The timing of the flu season varies from year to year for unknown reasons. It's also highly dependent on the specific strain of the flu and community immunity; how many of your friends and neighbors are fighting the flu by getting vaccinated. In addition, it's related to social networking (the kind we do in person) and climate. The flu likes cold, dry weather where it can survive and spread. Alternately, it hates heat and humidity which is why we don't have flu season in the summer.

"I think that it's really important for people to know that although we typically recommend getting your shot by the end of October it's still not too late," says Dr. Meade.

At last check, Washington has had 9 flu deaths and 89 hospital visits. Locally, King and Tacoma-Pierce counties health departments are not reporting any flu deaths but have recorded over a dozen hospital visits for flu-like symptoms.

Doctors continue to stress that the best way to protect your kids and family is to get everyone vaccinated. Also, if someone in your house is at risk including young kids and the sick or elderly, make sure you keep an eye out for dangerous symptoms.

"Super high fevers that aren't going away. If you're feeling at all confused or lethargic or you're noticing that you have difficulty breathing a cough it is really painful. Those are all times when it's better to get checked out for the most part," explains Dr. Meade.

If you still haven't gotten the flu shot, do it now because it takes a few weeks to reach maximum effectiveness. Health departments and doctors are basically begging people to get the vaccine to increase that community immunity.

During both the 2017-18 flu season and 2016-17 season, there were around 20 flu-related deaths around this time. There were nearly 300 flu-related deaths last season, according to the Department of Health.

Those flu seasons were a bit out of the ordinary. According to Centers for Disease Control and Prevention, during the 2017-18 season, influenza-like illness activity began to increase in November, reaching an extended period of high activity in January and February at a national level. It remained elevated through March. The flu illness was at or above the national baseline for 19 weeks, making it one of the longest in recent years. 

What is being seen now is a bit more typical, Graham said. 

In the past few weeks, there has been a "significant uptick" in the number of people going to the hospital with flu-like illness, Graham said.
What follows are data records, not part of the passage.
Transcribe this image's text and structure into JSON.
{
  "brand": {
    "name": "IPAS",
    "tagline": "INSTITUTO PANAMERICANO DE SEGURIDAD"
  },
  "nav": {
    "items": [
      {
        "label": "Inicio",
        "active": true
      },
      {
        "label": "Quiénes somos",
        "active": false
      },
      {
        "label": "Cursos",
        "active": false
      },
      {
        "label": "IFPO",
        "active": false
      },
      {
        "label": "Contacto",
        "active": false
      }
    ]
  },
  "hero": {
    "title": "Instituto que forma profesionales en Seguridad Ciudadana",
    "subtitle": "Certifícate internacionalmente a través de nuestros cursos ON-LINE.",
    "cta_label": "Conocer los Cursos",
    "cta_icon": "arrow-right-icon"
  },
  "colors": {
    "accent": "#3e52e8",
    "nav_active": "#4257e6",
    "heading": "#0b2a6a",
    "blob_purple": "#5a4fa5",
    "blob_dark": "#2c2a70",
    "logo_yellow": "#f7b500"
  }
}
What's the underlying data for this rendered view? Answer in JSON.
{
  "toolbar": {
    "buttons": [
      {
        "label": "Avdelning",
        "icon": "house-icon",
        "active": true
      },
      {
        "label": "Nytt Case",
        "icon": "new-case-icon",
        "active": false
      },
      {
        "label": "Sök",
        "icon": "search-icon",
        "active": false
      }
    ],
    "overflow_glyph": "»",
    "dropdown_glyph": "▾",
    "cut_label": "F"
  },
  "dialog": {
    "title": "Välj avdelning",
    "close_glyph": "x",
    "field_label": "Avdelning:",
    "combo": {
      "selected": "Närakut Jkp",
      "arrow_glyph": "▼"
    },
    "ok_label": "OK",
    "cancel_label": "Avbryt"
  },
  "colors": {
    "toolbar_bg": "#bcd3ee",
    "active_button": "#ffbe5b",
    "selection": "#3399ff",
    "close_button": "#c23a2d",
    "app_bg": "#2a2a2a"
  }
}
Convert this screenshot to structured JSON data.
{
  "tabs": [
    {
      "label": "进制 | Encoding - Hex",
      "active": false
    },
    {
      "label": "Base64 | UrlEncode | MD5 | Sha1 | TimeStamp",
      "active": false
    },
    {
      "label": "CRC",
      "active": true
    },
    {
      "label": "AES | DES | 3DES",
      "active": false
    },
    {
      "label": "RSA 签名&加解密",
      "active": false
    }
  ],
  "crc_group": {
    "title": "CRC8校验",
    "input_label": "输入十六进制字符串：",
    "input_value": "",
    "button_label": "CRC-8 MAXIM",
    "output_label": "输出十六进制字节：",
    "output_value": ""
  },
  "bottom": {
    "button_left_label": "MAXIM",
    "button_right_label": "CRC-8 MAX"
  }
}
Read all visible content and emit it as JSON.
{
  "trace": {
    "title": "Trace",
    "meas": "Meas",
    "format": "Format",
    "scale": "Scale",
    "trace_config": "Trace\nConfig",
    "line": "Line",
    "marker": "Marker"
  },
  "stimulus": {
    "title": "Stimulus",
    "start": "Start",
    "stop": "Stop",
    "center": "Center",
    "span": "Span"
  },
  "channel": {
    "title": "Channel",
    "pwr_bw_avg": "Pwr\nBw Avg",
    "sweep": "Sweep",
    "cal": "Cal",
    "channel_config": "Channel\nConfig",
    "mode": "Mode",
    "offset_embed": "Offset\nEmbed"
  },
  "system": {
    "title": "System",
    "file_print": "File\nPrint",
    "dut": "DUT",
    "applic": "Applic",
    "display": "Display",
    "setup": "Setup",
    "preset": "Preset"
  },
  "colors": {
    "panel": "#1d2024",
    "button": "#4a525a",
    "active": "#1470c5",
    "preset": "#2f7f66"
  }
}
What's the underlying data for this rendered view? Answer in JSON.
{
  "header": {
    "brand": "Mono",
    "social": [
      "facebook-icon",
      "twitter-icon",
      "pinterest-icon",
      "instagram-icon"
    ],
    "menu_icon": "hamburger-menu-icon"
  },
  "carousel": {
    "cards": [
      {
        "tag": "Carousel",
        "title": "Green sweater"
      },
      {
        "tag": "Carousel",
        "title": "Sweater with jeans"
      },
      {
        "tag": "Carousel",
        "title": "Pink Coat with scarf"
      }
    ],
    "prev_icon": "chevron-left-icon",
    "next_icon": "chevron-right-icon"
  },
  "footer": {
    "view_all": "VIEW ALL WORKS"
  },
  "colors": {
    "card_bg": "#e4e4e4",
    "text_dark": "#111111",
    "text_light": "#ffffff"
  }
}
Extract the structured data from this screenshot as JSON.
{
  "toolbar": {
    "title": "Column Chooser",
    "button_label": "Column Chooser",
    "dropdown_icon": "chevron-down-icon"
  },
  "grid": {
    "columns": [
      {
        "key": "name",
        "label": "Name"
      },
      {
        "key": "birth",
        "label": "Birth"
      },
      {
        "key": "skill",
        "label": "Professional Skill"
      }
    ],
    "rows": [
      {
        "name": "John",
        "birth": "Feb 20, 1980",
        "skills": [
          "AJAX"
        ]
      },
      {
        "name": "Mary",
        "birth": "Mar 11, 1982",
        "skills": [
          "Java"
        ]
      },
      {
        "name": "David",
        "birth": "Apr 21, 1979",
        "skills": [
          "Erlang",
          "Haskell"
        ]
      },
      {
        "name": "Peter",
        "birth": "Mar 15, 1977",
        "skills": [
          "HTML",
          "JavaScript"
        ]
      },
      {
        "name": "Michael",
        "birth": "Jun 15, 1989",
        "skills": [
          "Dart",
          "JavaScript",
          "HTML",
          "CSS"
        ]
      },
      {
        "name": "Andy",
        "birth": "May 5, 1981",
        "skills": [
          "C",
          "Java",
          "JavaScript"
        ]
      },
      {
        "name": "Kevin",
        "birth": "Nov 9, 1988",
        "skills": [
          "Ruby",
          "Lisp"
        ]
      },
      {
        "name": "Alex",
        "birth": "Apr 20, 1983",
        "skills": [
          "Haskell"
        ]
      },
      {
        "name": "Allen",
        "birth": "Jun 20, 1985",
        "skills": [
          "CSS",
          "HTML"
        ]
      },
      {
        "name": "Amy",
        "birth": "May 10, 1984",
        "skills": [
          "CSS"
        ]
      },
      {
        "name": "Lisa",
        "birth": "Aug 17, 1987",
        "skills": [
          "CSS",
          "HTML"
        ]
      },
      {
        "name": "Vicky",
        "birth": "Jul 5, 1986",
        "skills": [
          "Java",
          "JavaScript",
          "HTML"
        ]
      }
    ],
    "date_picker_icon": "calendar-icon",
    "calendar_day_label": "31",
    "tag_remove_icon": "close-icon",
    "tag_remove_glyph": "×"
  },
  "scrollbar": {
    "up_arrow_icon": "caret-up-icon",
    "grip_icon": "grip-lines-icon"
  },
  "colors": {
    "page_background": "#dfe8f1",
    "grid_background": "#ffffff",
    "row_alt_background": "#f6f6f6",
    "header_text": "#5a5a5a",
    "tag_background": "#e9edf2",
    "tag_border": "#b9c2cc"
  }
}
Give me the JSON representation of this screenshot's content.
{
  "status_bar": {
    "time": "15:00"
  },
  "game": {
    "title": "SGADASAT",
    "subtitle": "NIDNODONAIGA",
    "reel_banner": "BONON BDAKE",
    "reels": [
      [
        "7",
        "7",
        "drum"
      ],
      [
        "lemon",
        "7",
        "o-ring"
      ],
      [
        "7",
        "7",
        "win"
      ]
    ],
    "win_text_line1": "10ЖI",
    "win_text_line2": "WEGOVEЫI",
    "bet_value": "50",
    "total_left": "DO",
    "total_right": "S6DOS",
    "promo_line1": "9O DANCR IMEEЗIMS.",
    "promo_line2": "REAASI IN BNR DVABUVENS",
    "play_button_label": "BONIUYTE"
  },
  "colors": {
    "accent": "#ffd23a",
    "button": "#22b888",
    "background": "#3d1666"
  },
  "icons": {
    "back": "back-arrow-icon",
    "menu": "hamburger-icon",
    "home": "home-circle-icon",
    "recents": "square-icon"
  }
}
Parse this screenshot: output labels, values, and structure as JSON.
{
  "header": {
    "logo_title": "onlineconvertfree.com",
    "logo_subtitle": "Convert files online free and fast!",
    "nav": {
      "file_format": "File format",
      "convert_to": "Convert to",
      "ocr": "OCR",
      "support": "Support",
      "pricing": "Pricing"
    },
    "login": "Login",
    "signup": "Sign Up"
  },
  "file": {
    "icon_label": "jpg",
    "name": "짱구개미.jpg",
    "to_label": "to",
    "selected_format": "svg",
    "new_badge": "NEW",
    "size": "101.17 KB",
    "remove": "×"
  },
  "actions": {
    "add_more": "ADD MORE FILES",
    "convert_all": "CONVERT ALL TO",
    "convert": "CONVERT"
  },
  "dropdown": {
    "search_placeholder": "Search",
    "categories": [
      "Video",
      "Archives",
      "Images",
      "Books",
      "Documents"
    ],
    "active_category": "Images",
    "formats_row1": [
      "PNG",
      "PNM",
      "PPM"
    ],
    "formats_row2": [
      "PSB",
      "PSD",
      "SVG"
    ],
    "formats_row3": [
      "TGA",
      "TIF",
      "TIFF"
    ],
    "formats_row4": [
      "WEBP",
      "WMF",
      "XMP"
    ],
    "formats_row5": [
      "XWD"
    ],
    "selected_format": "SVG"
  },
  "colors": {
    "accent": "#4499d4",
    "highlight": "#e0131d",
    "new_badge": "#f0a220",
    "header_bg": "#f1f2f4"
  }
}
Many are testing positive. 

"While we still aren't at a widespread level, it really has begun to pick up," she added. 

It's nearly impossible to tell how severe the flu season is going to be. Many factors play into the severity, including how many people are being vaccinated, and whether a flu vaccine is a good match for the circulating viruses. 

The CDC says, nationally, the average duration of a flu season for the last five seasons has been 16 weeks, with a range of 11 to 20 weeks. 

In the meantime, flu season is really ramping up across the country.

"There are 24 states now that are reporting widespread flu activity," Dr. Meade said. "We've had at least 13 pediatric deaths thus far and the pediatric ones are the ones that we really track the numbers on. And so, we're anticipating that over the next few weeks those numbers are really going to continue to climb here locally,"